(Page and application data records)
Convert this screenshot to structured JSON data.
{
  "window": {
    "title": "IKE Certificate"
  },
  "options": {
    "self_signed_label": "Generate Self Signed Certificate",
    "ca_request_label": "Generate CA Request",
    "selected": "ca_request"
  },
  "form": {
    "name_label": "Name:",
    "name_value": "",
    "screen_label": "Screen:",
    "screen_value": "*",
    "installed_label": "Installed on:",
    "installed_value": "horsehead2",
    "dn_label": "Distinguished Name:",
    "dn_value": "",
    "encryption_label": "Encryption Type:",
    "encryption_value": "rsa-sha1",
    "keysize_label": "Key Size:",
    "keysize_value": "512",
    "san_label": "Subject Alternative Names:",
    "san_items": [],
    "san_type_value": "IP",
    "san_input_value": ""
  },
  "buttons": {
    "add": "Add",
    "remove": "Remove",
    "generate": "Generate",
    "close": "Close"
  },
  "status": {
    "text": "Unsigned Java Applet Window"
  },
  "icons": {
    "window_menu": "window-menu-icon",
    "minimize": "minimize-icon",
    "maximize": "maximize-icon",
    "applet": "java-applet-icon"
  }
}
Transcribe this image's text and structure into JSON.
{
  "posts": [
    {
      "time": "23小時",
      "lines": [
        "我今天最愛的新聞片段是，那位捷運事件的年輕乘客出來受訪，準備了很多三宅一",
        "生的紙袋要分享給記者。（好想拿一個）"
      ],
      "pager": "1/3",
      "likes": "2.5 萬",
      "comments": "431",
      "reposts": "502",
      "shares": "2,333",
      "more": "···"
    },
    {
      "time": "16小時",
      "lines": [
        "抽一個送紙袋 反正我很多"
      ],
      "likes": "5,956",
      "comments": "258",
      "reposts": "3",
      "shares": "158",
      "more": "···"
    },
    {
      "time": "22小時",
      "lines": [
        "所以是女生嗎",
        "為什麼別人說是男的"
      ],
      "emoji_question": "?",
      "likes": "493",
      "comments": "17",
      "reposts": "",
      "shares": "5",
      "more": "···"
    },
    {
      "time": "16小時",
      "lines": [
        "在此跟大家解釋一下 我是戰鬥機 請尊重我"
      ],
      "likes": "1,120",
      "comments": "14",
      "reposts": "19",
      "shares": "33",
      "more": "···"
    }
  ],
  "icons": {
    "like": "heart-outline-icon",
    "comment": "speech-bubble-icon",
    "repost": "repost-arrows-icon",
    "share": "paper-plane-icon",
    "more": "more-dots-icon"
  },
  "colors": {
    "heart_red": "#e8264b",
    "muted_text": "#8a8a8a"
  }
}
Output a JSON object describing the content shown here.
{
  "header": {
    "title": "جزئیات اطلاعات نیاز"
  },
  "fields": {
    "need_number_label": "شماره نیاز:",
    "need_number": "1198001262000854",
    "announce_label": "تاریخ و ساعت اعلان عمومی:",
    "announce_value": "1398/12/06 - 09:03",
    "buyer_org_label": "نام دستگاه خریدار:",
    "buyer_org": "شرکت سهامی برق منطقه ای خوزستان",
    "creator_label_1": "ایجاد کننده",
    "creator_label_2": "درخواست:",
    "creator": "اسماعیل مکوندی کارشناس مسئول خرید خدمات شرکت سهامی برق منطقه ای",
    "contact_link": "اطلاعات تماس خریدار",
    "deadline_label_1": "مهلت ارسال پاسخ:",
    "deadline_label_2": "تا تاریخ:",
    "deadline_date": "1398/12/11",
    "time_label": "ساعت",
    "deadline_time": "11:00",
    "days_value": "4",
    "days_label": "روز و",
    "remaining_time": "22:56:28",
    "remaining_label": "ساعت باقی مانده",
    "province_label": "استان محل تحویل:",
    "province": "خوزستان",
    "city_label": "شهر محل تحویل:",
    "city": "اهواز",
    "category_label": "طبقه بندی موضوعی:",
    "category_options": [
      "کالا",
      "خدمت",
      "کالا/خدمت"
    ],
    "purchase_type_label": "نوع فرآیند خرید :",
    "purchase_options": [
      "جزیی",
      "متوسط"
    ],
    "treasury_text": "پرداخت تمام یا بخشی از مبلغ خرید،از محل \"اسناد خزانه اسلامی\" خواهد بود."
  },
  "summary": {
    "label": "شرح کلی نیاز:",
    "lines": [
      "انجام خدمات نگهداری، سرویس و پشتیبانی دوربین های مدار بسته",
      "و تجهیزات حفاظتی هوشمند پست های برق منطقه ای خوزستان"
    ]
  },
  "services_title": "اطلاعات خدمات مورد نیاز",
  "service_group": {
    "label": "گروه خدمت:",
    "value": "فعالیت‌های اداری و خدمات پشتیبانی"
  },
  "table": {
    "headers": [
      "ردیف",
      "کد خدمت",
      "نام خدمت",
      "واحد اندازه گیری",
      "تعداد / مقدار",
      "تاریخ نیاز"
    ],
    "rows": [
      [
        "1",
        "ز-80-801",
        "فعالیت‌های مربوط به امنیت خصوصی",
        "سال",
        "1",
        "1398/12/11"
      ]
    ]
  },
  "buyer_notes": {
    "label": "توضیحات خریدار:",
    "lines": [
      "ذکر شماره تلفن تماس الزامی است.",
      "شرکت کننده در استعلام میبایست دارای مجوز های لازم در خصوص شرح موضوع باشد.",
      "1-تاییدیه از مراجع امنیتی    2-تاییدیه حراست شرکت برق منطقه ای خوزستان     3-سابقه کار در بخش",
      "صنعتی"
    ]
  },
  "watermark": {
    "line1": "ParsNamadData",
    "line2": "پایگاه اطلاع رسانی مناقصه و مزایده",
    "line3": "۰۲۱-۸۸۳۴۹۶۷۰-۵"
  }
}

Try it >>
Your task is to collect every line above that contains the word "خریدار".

Expected output >>
    "buyer_org_label": "نام دستگاه خریدار:",
    "contact_link": "اطلاعات تماس خریدار",
    "label": "توضیحات خریدار:",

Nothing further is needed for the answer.